- [Exercise]:
Find the string "access" in the records. Copy every line it appears in.

(Data about app and page elements)
========================

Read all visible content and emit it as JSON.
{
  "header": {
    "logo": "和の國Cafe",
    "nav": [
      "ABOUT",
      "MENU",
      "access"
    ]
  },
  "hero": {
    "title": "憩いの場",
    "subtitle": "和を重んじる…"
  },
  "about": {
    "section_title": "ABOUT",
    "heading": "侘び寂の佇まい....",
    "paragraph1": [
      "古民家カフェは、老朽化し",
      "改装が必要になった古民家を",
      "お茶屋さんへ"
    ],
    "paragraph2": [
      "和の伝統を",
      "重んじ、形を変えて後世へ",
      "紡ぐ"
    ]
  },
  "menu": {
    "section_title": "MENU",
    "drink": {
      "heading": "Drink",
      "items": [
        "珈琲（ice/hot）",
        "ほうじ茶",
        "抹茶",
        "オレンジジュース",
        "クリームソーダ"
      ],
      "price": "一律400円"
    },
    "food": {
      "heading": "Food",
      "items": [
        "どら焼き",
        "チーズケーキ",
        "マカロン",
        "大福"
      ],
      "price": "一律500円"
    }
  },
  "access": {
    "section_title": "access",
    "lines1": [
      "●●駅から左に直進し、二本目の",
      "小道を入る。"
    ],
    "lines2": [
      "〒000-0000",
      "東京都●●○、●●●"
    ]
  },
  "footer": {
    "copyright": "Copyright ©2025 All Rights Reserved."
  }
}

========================

- [Exercise response]:
      "access"
  "access": {
    "section_title": "access",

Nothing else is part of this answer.